Hostility towards minorities 'widespread in Bavaria'
A village in southern Bavaria. Photo: DPA.

Hate and hostility towards groups deemed to be different are not just sentiments felt by fringe extremists, a new report on Bavaria shows.

Hated RB Leipzig emerge as shock challengers to Bayern
RB Leipzig. Photo: DPA

RB Leipzig's remarkable unbeaten start to the Bundesliga season has seen them suddenly emerge at the head of the pack chasing reigning champions and league leaders Bayern Munich.

Munich taxi driver in hospital after attack by British tourists
Photo: DPA

A taxi driver had to be hospitalized in Munich on Monday evening after three British tourists refused to pay their fare and then attacked him.

German police carry out nationwide anti-terror raids
Police outside a building in Jena during raids on Tuesday. Photo: DPA

Police forces in five German states carried out raids on Tuesday morning with the aim of tackling the financing of terror groups, police in Thuringia have reported.

The Local List
10 ways German completely messes up your English
Photo: DPA

So you've mastered German, but now it's time to learn English all over again.

Iconic German church being eroded away by human urine
Ulm Minster towering over the rest Ulm surrounding the Danube. Photo: Pixabay

It will now cost you €100 to spend a penny. That’s if you get caught choosing to pee against the world-famous Ulm Minster.

German small arms ammo exports grow ten-fold
Photo: DPA

The government has come in for criticism after new figures revealed that Germany exported ten times the quantity of small arms ammunition in the first half of 2016 as in the same period last year.

14-year-old stabs 'creepy clown' in prank gone wrong
File photo: DPA.

A 16-year-old in Berlin decided he wanted to scare some friends, but his plot backfired in a violent way.

Four Ku Klux Klan groups active in Germany, says govt
An American member of the KKK at a gathering in Georgia.
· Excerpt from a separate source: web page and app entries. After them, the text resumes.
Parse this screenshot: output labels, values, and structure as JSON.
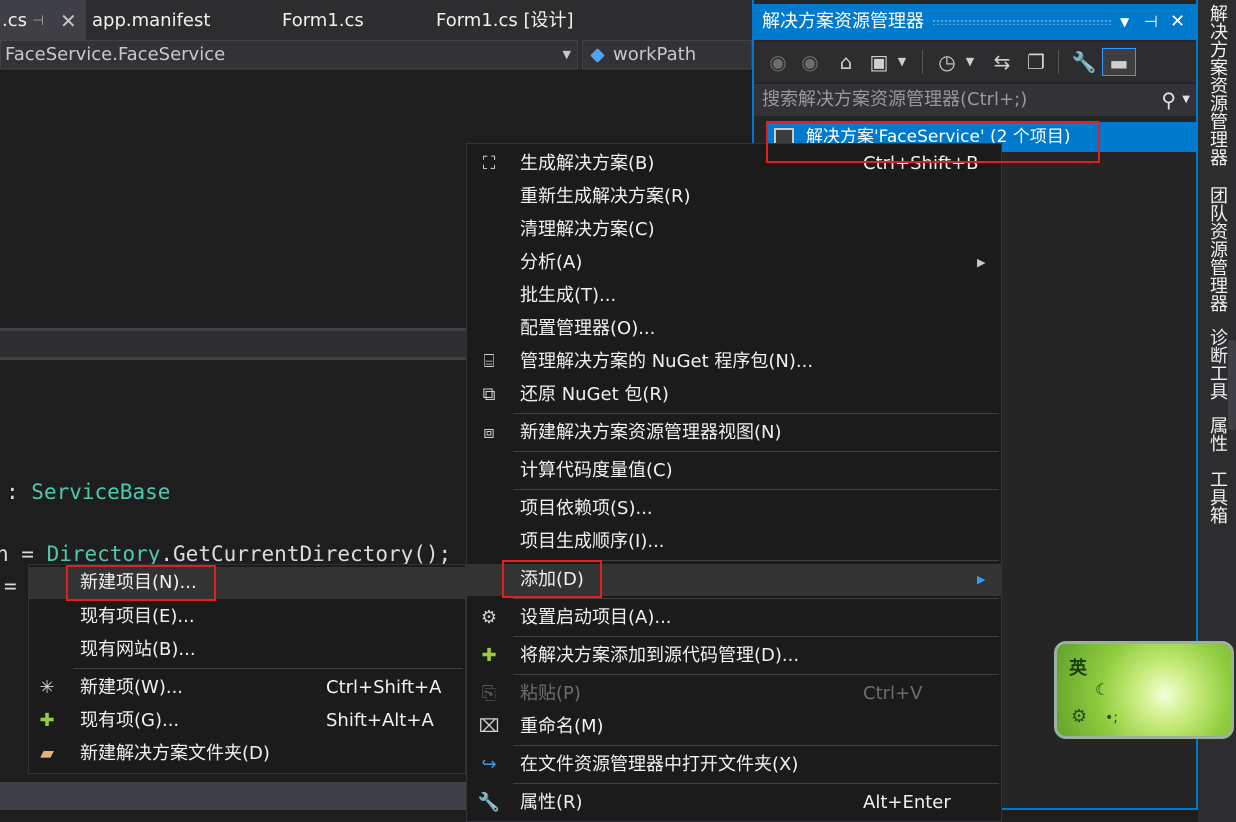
{
  "editor_tabs": [
    {
      "label": ".cs",
      "pin": "⊣",
      "close": "✕"
    },
    {
      "label": "app.manifest"
    },
    {
      "label": "Form1.cs"
    },
    {
      "label": "Form1.cs [设计]"
    }
  ],
  "navbar": {
    "class_combo": "FaceService.FaceService",
    "member_combo": "workPath"
  },
  "code": {
    "line1_sep": ": ",
    "line1_type": "ServiceBase",
    "line2_var": "h",
    "line2_eq": " = ",
    "line2_type": "Directory",
    "line2_rest": ".GetCurrentDirectory();",
    "line3_eq": "="
  },
  "solution_explorer": {
    "title": "解决方案资源管理器",
    "search_placeholder": "搜索解决方案资源管理器(Ctrl+;)",
    "solution_row": "解决方案'FaceService' (2 个项目)"
  },
  "side_tabs": [
    "解决方案资源管理器",
    "团队资源管理器",
    "诊断工具",
    "属性",
    "工具箱"
  ],
  "context_menu": {
    "items": [
      {
        "label": "生成解决方案(B)",
        "shortcut": "Ctrl+Shift+B",
        "icon": "build-icon"
      },
      {
        "label": "重新生成解决方案(R)"
      },
      {
        "label": "清理解决方案(C)"
      },
      {
        "label": "分析(A)",
        "has_submenu": true
      },
      {
        "label": "批生成(T)..."
      },
      {
        "label": "配置管理器(O)..."
      },
      {
        "label": "管理解决方案的 NuGet 程序包(N)...",
        "icon": "nuget-icon"
      },
      {
        "label": "还原 NuGet 包(R)",
        "icon": "restore-icon"
      },
      {
        "label": "新建解决方案资源管理器视图(N)",
        "icon": "new-view-icon"
      },
      {
        "label": "计算代码度量值(C)"
      },
      {
        "label": "项目依赖项(S)..."
      },
      {
        "label": "项目生成顺序(I)..."
      },
      {
        "label": "添加(D)",
        "has_submenu": true
      },
      {
        "label": "设置启动项目(A)...",
        "icon": "gear-icon"
      },
      {
        "label": "将解决方案添加到源代码管理(D)...",
        "icon": "source-control-icon"
      },
      {
        "label": "粘贴(P)",
        "shortcut": "Ctrl+V",
        "icon": "paste-icon",
        "disabled": true
      },
      {
        "label": "重命名(M)",
        "icon": "rename-icon"
      },
      {
        "label": "在文件资源管理器中打开文件夹(X)",
        "icon": "open-folder-icon"
      },
      {
        "label": "属性(R)",
        "shortcut": "Alt+Enter",
        "icon": "wrench-icon"
      }
    ]
  },
  "add_submenu": {
    "items": [
      {
        "label": "新建项目(N)..."
      },
      {
        "label": "现有项目(E)..."
      },
      {
        "label": "现有网站(B)..."
      },
      {
        "label": "新建项(W)...",
        "shortcut": "Ctrl+Shift+A",
        "icon": "new-item-icon"
      },
      {
        "label": "现有项(G)...",
        "shortcut": "Shift+Alt+A",
        "icon": "existing-item-icon"
      },
      {
        "label": "新建解决方案文件夹(D)",
        "icon": "new-folder-icon"
      }
    ]
  },
  "ime": {
    "mode": "英"
  },
  "colors": {
    "accent": "#007acc",
    "highlight_box": "#e02020",
    "type_name": "#4ec9b0"
  }
}
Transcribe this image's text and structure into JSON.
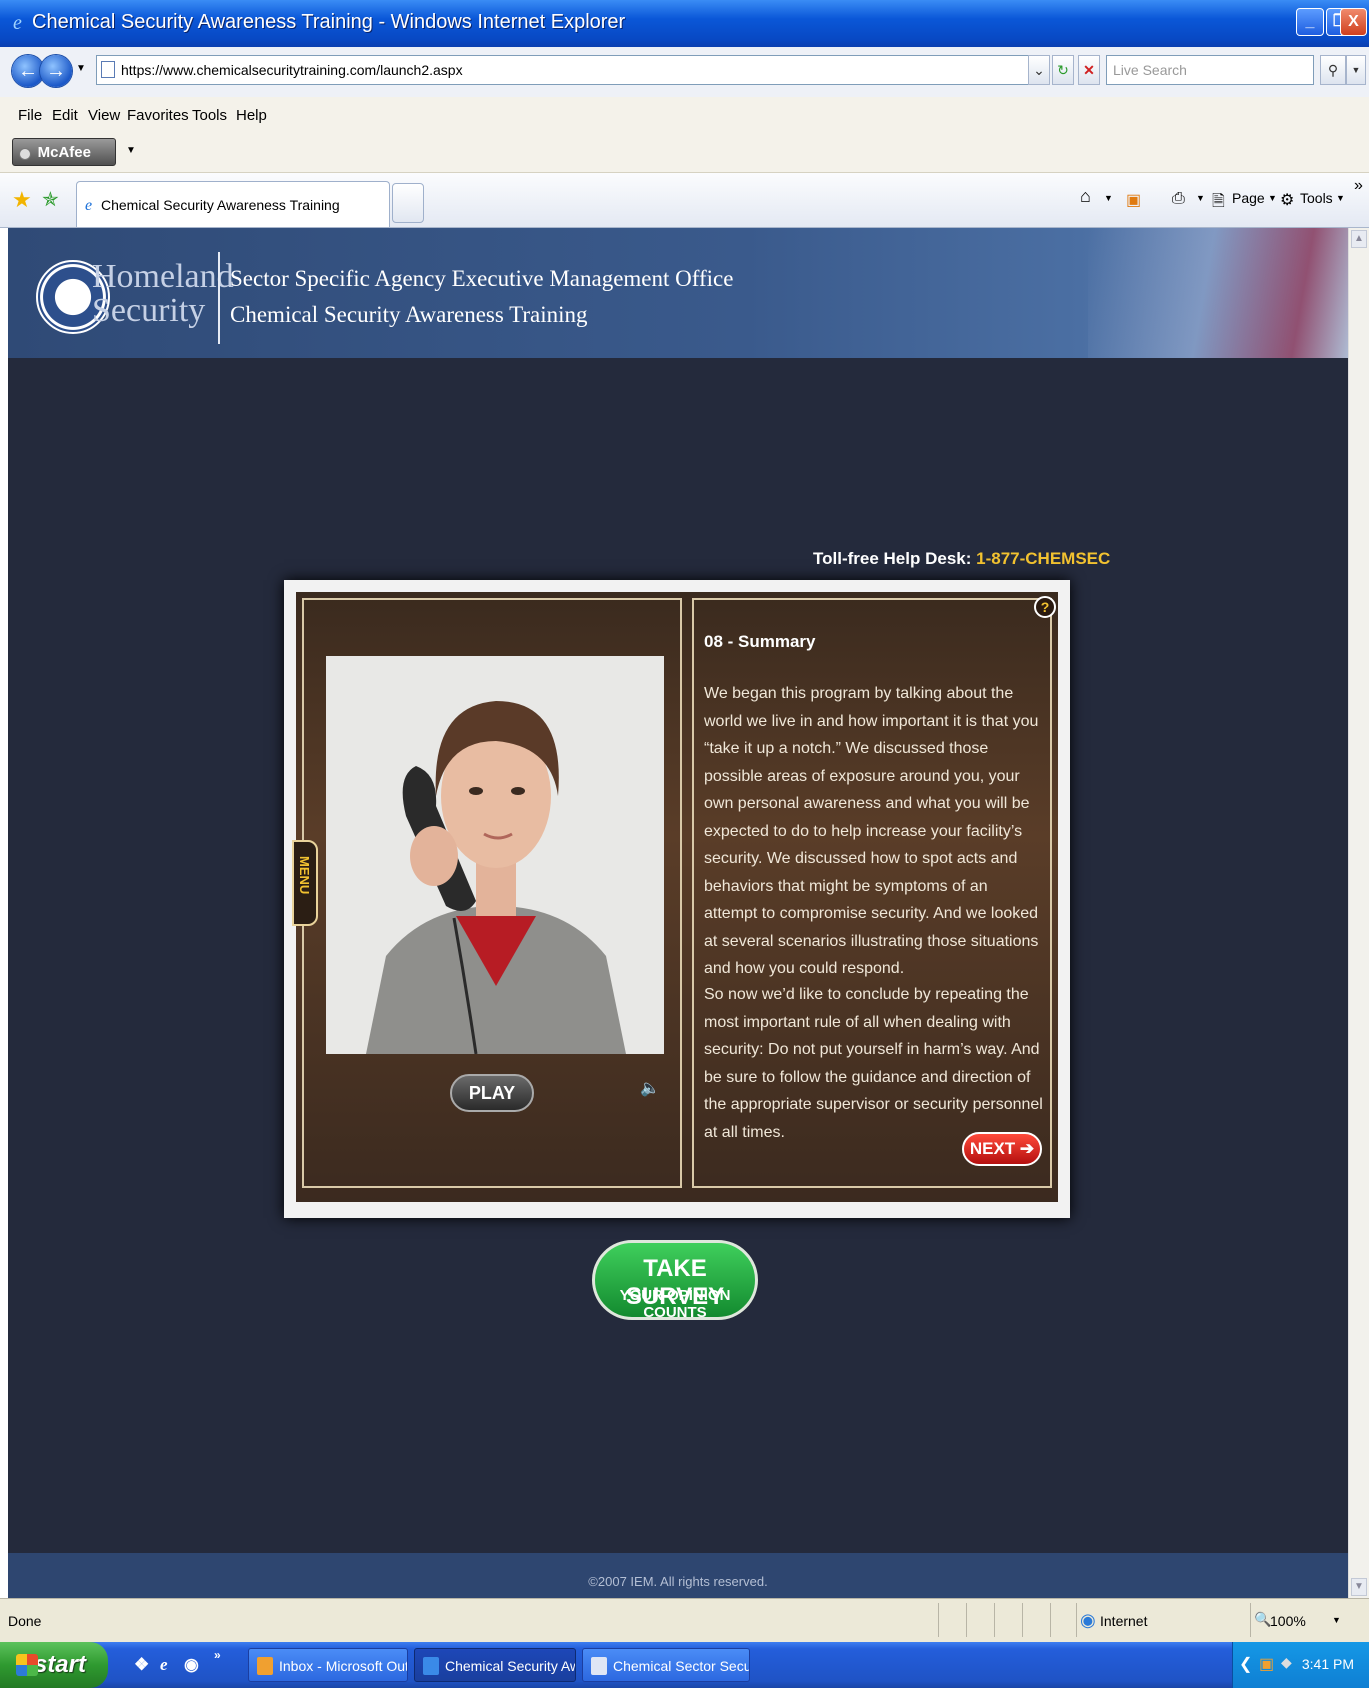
{
  "window": {
    "title": "Chemical Security Awareness Training - Windows Internet Explorer",
    "buttons": [
      "_",
      "❐",
      "X"
    ]
  },
  "address_bar": {
    "url": "https://www.chemicalsecuritytraining.com/launch2.aspx",
    "search_placeholder": "Live Search"
  },
  "menu": {
    "items": [
      "File",
      "Edit",
      "View",
      "Favorites",
      "Tools",
      "Help"
    ]
  },
  "mcafee": {
    "label": "McAfee"
  },
  "tabs": {
    "active_label": "Chemical Security Awareness Training",
    "page_label": "Page",
    "tools_label": "Tools"
  },
  "site": {
    "logo_line1": "Homeland",
    "logo_line2": "Security",
    "header_line1": "Sector Specific Agency Executive Management Office",
    "header_line2": "Chemical Security Awareness Training",
    "helpdesk_label": "Toll-free Help Desk:",
    "helpdesk_number": "1-877-CHEMSEC",
    "copyright": "©2007 IEM. All rights reserved."
  },
  "player": {
    "menu_tab": "MENU",
    "play_label": "PLAY",
    "help_label": "?",
    "section_title": "08 - Summary",
    "paragraph1": "We began this program by talking about the world we live in and how important it is that you “take it up a notch.”  We discussed those possible areas of exposure around you, your own personal awareness and what you will be expected to do to help increase your facility’s security. We discussed how to spot acts and behaviors that might be symptoms of an attempt to compromise security. And we looked at several scenarios illustrating those situations and how you could respond.",
    "paragraph2": "So now we’d like to conclude by repeating the most important rule of all when dealing with security: Do not put yourself in harm’s way. And be sure to follow the guidance and direction of the appropriate supervisor or security personnel at all times.",
    "next_label": "NEXT"
  },
  "survey": {
    "line1": "TAKE SURVEY",
    "line2": "YOUR OPINION COUNTS"
  },
  "status": {
    "text": "Done",
    "zone": "Internet",
    "zoom": "100%"
  },
  "taskbar": {
    "start": "start",
    "items": [
      {
        "label": "Inbox - Microsoft Out...",
        "active": false
      },
      {
        "label": "Chemical Security Aw...",
        "active": true
      },
      {
        "label": "Chemical Sector Secu...",
        "active": false
      }
    ],
    "clock": "3:41 PM"
  },
  "colors": {
    "page_bg": "#242a3c",
    "header_bg": "#3a5a8c",
    "accent_yellow": "#f2c230",
    "next_red": "#d01a14",
    "survey_green": "#27a843"
  }
}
Photo: EPA.

The German government estimates that there are four Ku Klux Klan (KKK) groups currently active in the country, according to a report by the Süddeutsche Zeitung (SZ) on Tuesday.

Germany's 10 most weird and wonderful landmarks
Sponsored Article
Last chance to vote absentee in the US elections
10 things you never knew about socialist East Germany
How Germans fell in love with America's favourite squash
How I ditched London for Berlin and became a published author
12 clever German idioms that'll make you sound like a pro
23 fascinating facts you never knew about Berlin
9 unmissable events to check out in Germany this October
10 things you never knew about German reunification
10 things you're sure to notice after an Oktoberfest visit
Germany's 10 most Instagram-able places
15 pics that prove Germany is absolutely enchanting in autumn
10 German films you have to watch before you die
6 things about Munich that’ll stay with you forever
10 pieces of German slang you'll never learn in class
Ouch! Naked swimmer hospitalized after angler hooks his penis
Six reasons why Berlin is now known as 'the failed city'
15 tell-tale signs you’ll never quite master German
7 American habits that make Germans very, very uncomfortable
Story of a fugitive cow who outwitted police for weeks before capture
Eleven famous Germans with surnames that'll make your sides split
The best ways to get a visa as an American in Germany
jobs available
Toytown Germany
Germany's English-speaking crowd